In some time during Middle age, groups of German speaking farmers and craftsmen settled down in mountain areas of Bohemia.
The Habsburg imperial rulers inherited the land of Bohemia andMoravia. Since the fact, that after 1620, German was common language of upper classes in Bohemia, nobody cared about the language used by lower classes.
After the destruction of the Holy Roman Empire by 1806, Bohemia including the Sudeten or Bohemian mountains became a part of the Austro-Hungarian Empire.
However, in the enlightment time, Czech people woke up again their language and by the 1867 they were perfectly aware of the fact that they consist two third majority in Bohemia and Moravia provinces.
Czech national movement wanted to have Bohemia, Moravia and Austrian Silesia province united with the equal rights for both languages German and Czech. Sudeten German movement tried to stop such a development, or in case, cut-off the German speaking districts to form Sudentenland with official German language.
The rift over national rights in Bohemia stoped working of elected bodies inside Bohemia and Austria. One of the way out, that Austrian governemnt followed, was to make a war against an external enemy, that caused directly WWI.
By the Versailles Treaty the land of Bohemia became part of the new state of Czechoslovakia.

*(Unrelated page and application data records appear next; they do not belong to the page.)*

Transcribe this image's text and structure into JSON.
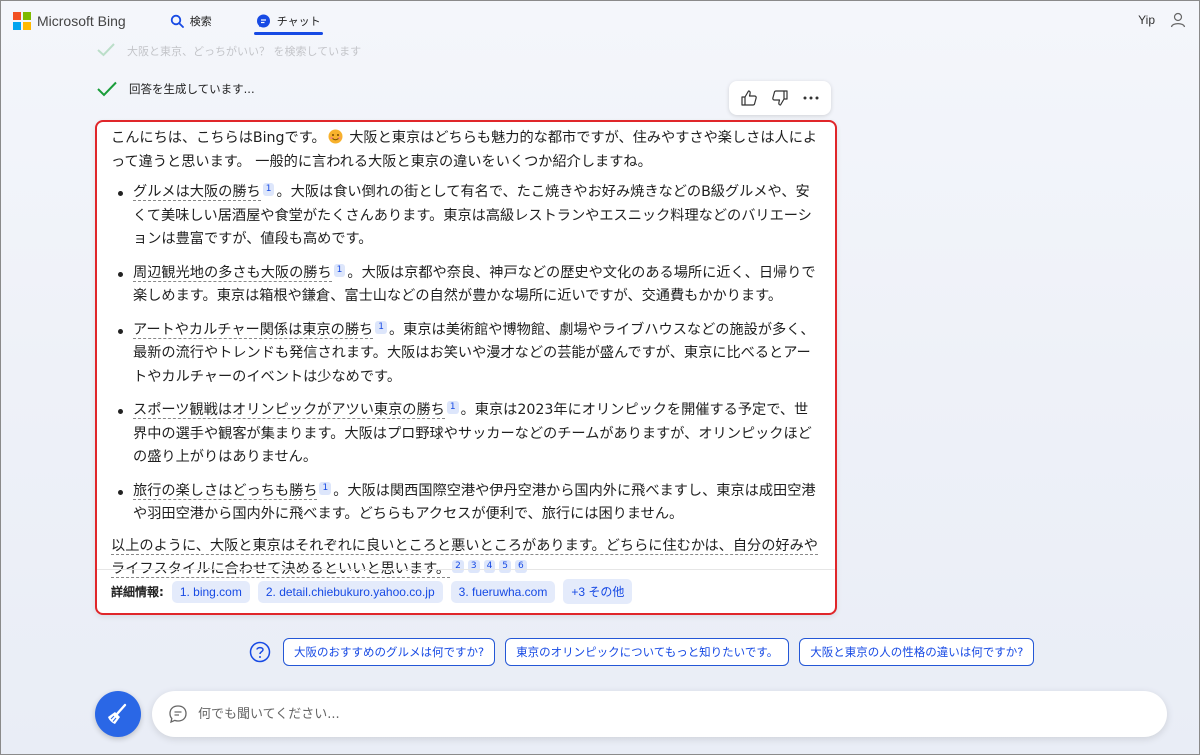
{
  "header": {
    "brand": "Microsoft Bing",
    "tabs": [
      {
        "label": "検索",
        "icon": "search-icon"
      },
      {
        "label": "チャット",
        "icon": "chat-icon",
        "active": true
      }
    ],
    "user_name": "Yip"
  },
  "status": {
    "faded_text": "大阪と東京、どっちがいい？ を検索しています",
    "generating_text": "回答を生成しています..."
  },
  "answer": {
    "intro": "こんにちは、こちらはBingです。 大阪と東京はどちらも魅力的な都市ですが、住みやすさや楽しさは人によって違うと思います。 一般的に言われる大阪と東京の違いをいくつか紹介しますね。",
    "intro_a": "こんにちは、こちらはBingです。",
    "intro_b": " 大阪と東京はどちらも魅力的な都市ですが、住みやすさや楽しさは人によって違うと思います。 一般的に言われる大阪と東京の違いをいくつか紹介しますね。",
    "points": [
      {
        "head": "グルメは大阪の勝ち",
        "cite": "1",
        "body": "。大阪は食い倒れの街として有名で、たこ焼きやお好み焼きなどのB級グルメや、安くて美味しい居酒屋や食堂がたくさんあります。東京は高級レストランやエスニック料理などのバリエーションは豊富ですが、値段も高めです。"
      },
      {
        "head": "周辺観光地の多さも大阪の勝ち",
        "cite": "1",
        "body": "。大阪は京都や奈良、神戸などの歴史や文化のある場所に近く、日帰りで楽しめます。東京は箱根や鎌倉、富士山などの自然が豊かな場所に近いですが、交通費もかかります。"
      },
      {
        "head": "アートやカルチャー関係は東京の勝ち",
        "cite": "1",
        "body": "。東京は美術館や博物館、劇場やライブハウスなどの施設が多く、最新の流行やトレンドも発信されます。大阪はお笑いや漫才などの芸能が盛んですが、東京に比べるとアートやカルチャーのイベントは少なめです。"
      },
      {
        "head": "スポーツ観戦はオリンピックがアツい東京の勝ち",
        "cite": "1",
        "body": "。東京は2023年にオリンピックを開催する予定で、世界中の選手や観客が集まります。大阪はプロ野球やサッカーなどのチームがありますが、オリンピックほどの盛り上がりはありません。"
      },
      {
        "head": "旅行の楽しさはどっちも勝ち",
        "cite": "1",
        "body": "。大阪は関西国際空港や伊丹空港から国内外に飛べますし、東京は成田空港や羽田空港から国内外に飛べます。どちらもアクセスが便利で、旅行には困りません。"
      }
    ],
    "outro": "以上のように、大阪と東京はそれぞれに良いところと悪いところがあります。どちらに住むかは、自分の好みやライフスタイルに合わせて決めるといいと思います。",
    "outro_cites": [
      "2",
      "3",
      "4",
      "5",
      "6"
    ],
    "sources_label": "詳細情報:",
    "sources": [
      "1. bing.com",
      "2. detail.chiebukuro.yahoo.co.jp",
      "3. fueruwha.com",
      "+3 その他"
    ]
  },
  "suggestions": [
    "大阪のおすすめのグルメは何ですか?",
    "東京のオリンピックについてもっと知りたいです。",
    "大阪と東京の人の性格の違いは何ですか?"
  ],
  "compose": {
    "placeholder": "何でも聞いてください..."
  },
  "colors": {
    "accent": "#174ae4",
    "highlight_border": "#e0262a",
    "check": "#1a9e3a"
  }
}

The Munich-based Verband der Sudetendeutschen (Sudeten-German Federation) is a minor association that represents the people's rights.